I’ve been wanting to post this for a while now. Last year I had the honour of being photographed by Corsican photographer Antoine Giacomoni. Giacomoni has been photographing rock stars for the past few decades (although being photographed by Antoine does not in any way imply that I am one). He still photographs with film, and the process is actually so fascinating that when given the opportunity I immediately wanted to experience it.
Giacomoni uses a square make-up style mirror, encircled with old-fashioned light bulbs. He photographs his subjects through the mirror, dressed in black to disappear into the darkness lest he is of distraction. “Relax, look straight into the mirror and think of something nice” he says before removing the Jablo block covering the mirror. He does wait a few seconds before revealing what’s beneath the cover – enough time to build a certain anticipation, curiosity even.

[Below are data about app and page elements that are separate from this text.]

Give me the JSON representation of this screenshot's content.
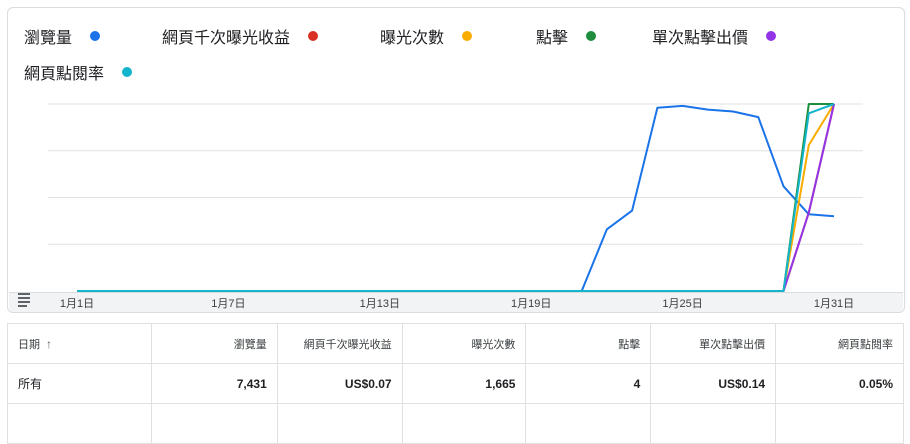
{
  "legend": [
    {
      "label": "瀏覽量",
      "color": "#1a73e8"
    },
    {
      "label": "網頁千次曝光收益",
      "color": "#d93025"
    },
    {
      "label": "曝光次數",
      "color": "#f9ab00"
    },
    {
      "label": "點擊",
      "color": "#1e8e3e"
    },
    {
      "label": "單次點擊出價",
      "color": "#9334e6"
    },
    {
      "label": "網頁點閱率",
      "color": "#12b5cb"
    }
  ],
  "chart_data": {
    "type": "line",
    "x_tick_labels": [
      "1月1日",
      "1月7日",
      "1月13日",
      "1月19日",
      "1月25日",
      "1月31日"
    ],
    "x": [
      1,
      2,
      3,
      4,
      5,
      6,
      7,
      8,
      9,
      10,
      11,
      12,
      13,
      14,
      15,
      16,
      17,
      18,
      19,
      20,
      21,
      22,
      23,
      24,
      25,
      26,
      27,
      28,
      29,
      30,
      31
    ],
    "ylim": [
      0,
      1
    ],
    "grid": true,
    "series": [
      {
        "name": "瀏覽量",
        "color": "#1a73e8",
        "values": [
          0,
          0,
          0,
          0,
          0,
          0,
          0,
          0,
          0,
          0,
          0,
          0,
          0,
          0,
          0,
          0,
          0,
          0,
          0,
          0,
          0,
          0.33,
          0.43,
          0.98,
          0.99,
          0.97,
          0.96,
          0.93,
          0.56,
          0.41,
          0.4
        ]
      },
      {
        "name": "網頁千次曝光收益",
        "color": "#d93025",
        "values": [
          0,
          0,
          0,
          0,
          0,
          0,
          0,
          0,
          0,
          0,
          0,
          0,
          0,
          0,
          0,
          0,
          0,
          0,
          0,
          0,
          0,
          0,
          0,
          0,
          0,
          0,
          0,
          0,
          0,
          0.42,
          1.0
        ]
      },
      {
        "name": "曝光次數",
        "color": "#f9ab00",
        "values": [
          0,
          0,
          0,
          0,
          0,
          0,
          0,
          0,
          0,
          0,
          0,
          0,
          0,
          0,
          0,
          0,
          0,
          0,
          0,
          0,
          0,
          0,
          0,
          0,
          0,
          0,
          0,
          0,
          0,
          0.78,
          1.0
        ]
      },
      {
        "name": "點擊",
        "color": "#1e8e3e",
        "values": [
          0,
          0,
          0,
          0,
          0,
          0,
          0,
          0,
          0,
          0,
          0,
          0,
          0,
          0,
          0,
          0,
          0,
          0,
          0,
          0,
          0,
          0,
          0,
          0,
          0,
          0,
          0,
          0,
          0,
          1.0,
          1.0
        ]
      },
      {
        "name": "單次點擊出價",
        "color": "#9334e6",
        "values": [
          0,
          0,
          0,
          0,
          0,
          0,
          0,
          0,
          0,
          0,
          0,
          0,
          0,
          0,
          0,
          0,
          0,
          0,
          0,
          0,
          0,
          0,
          0,
          0,
          0,
          0,
          0,
          0,
          0,
          0.42,
          1.0
        ]
      },
      {
        "name": "網頁點閱率",
        "color": "#12b5cb",
        "values": [
          0,
          0,
          0,
          0,
          0,
          0,
          0,
          0,
          0,
          0,
          0,
          0,
          0,
          0,
          0,
          0,
          0,
          0,
          0,
          0,
          0,
          0,
          0,
          0,
          0,
          0,
          0,
          0,
          0,
          0.95,
          1.0
        ]
      }
    ]
  },
  "table": {
    "headers": [
      "日期",
      "瀏覽量",
      "網頁千次曝光收益",
      "曝光次數",
      "點擊",
      "單次點擊出價",
      "網頁點閱率"
    ],
    "sort_arrow": "↑",
    "rows": [
      [
        "所有",
        "7,431",
        "US$0.07",
        "1,665",
        "4",
        "US$0.14",
        "0.05%"
      ]
    ]
  }
}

When looking into a mirror, we rarely ever do it consciously – we’re busy with other things and the mirror is just a tool of convenience. Remove that convenience, and the image that we see in front of us is that of vulnerability. “Look straight into your eyes”, he says. And I’m sitting there, looking deep into myself, trying to understand who I am, what has led me to this specific moment in my life. I can barely stand it – I’m anxious, but after a while I start getting familiar with the person on the other side, and relax. It takes but a few minutes and maybe four or five snaps – that clunky mechanical sound modern-day has forgotten. Then it’s over. I’m back, and life goes on. But that was deep – uncomfortably so. I loved it.
It took a few months – I had almost given up ever seeing the result. We’re used to seeing the result instances after the act, today. It makes us impatient. Then one day it arrived. I love it.
Read more about Antoine Giacomoni here.